Surface treatments give technical springs special properties. The possibilities of these processes range from optical refinement and special rust protection to higher resilience, electrical conductivity or robustness against heat. In the second part of our overview, we present other processes that help to design technical springs even more individually.
If temporary corrosion protection is required: phosphating
One of the most common processes in the surface treatment of steel springs is phosphating. It is also known under the terms Parkerizing, Bonding or Atramentizing. The different names have one thing in common: It is a treatment technique that is particularly valued for two effects: Favorable sliding properties and temporary protection against corrosion.
Conversion layer is formed on the metallic surface by chemical reactions using a phosphate solution. This consists of firmly adhering metal phosphates and offers the best basic conditions for other applications, for example optimum adhesion promotion for paintwork or those where electrical insulation or the reduction of friction and wear is important. Inexpensive and efficient, it is a widely used method to achieve temporary protection against corrosion.
For highly resistant corrosion protection: passivation
If the surface of a steel spring is passivated, it has a highly resistant oxide layer and can regenerate itself, thus offering excellent protection against corrosion. Passivation creates a protective layer, the passive layer, either naturally through moisture and oxygen or through passivation chemicals. The resulting layer can slow down corrosion to a very considerable extent. In order to use the process, metallically clean surfaces are required. If passivated naturally, it takes a few days. The use of passivation chemicals reduces the treatment to a few minutes.
Anti-corrosion optical treatment: chrome plating
Chrome plating is one of the best-known processes in optical surface treatment. In a multi-layer structure, chrome-plated surfaces offer good protection against corrosion and low static friction. Their advantage is that they can be mechanically reworked, have high temperature resistance and do not tarnish. In addition, there is resistance to oxidizing media, abrasion resistance and, last but not least, the decorative aspect.
What would you like it to be?

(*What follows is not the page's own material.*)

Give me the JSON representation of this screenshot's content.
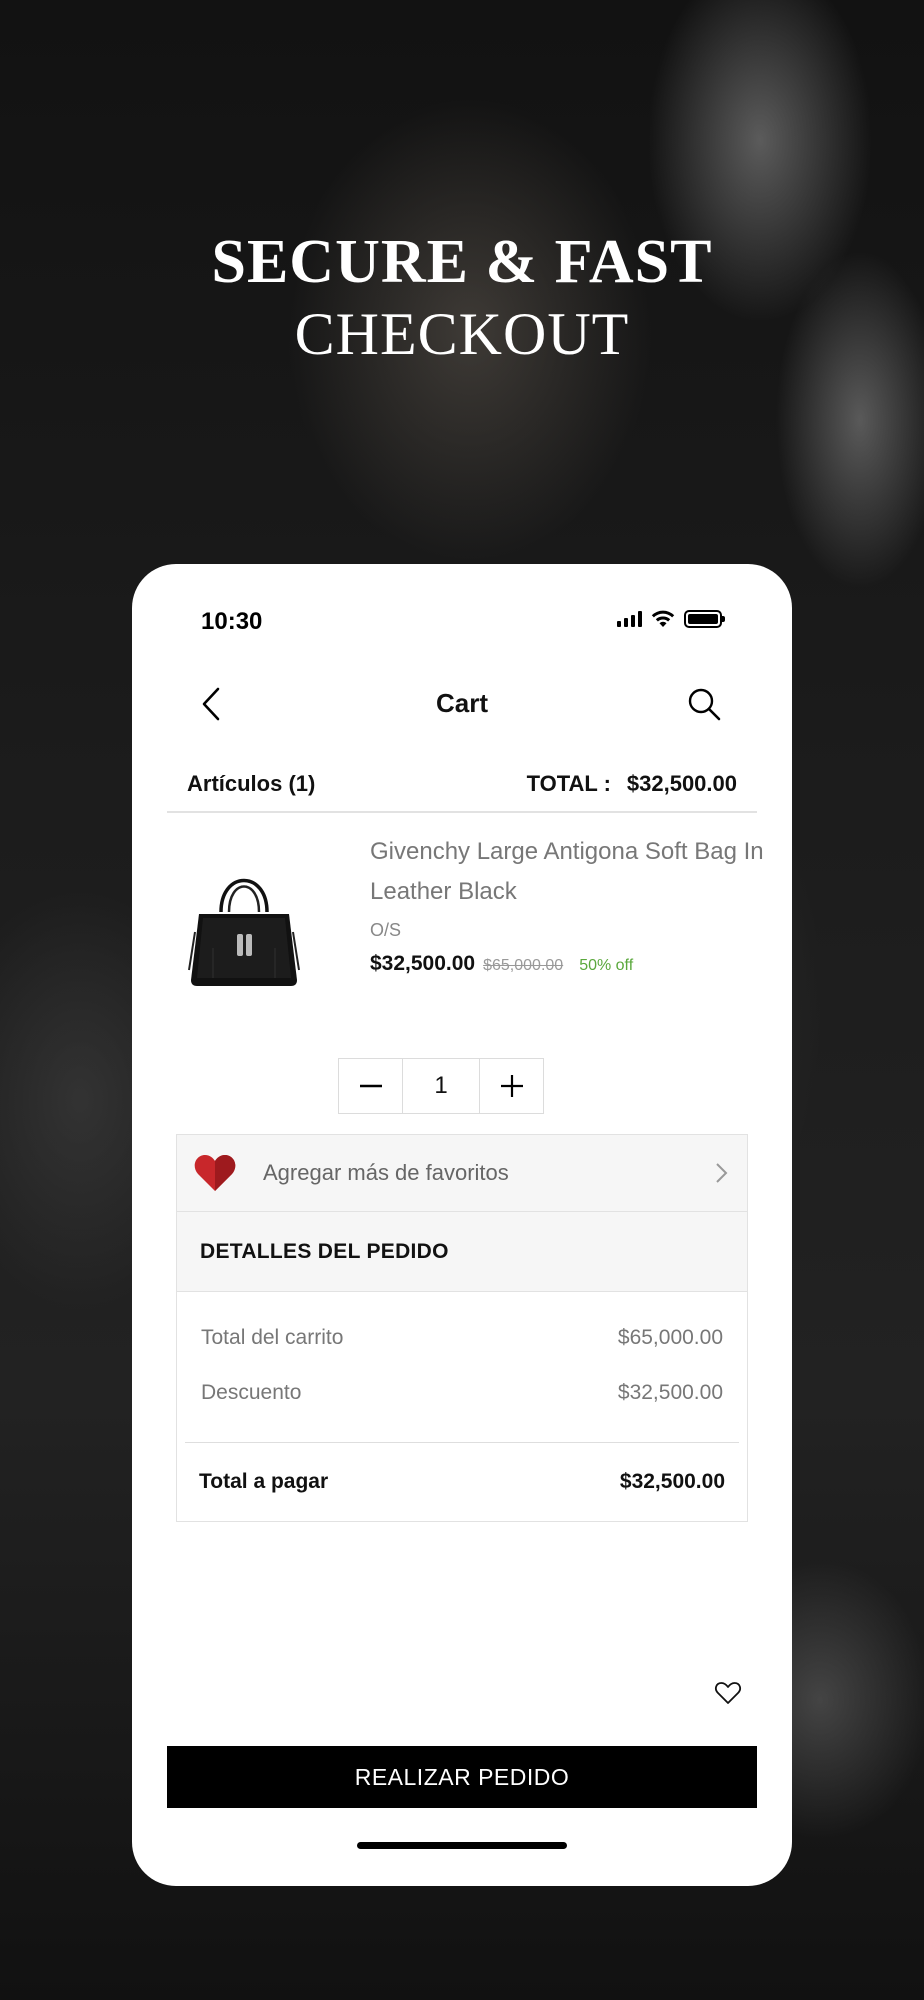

There are many possibilities for surface treatment of technical springs. The specific application ultimately decides which treatment is functional and efficient. Well-founded advice clarifies this question and – at Schaaf – leads to an individual product that also has the desired lasting effect in terms of surface performance.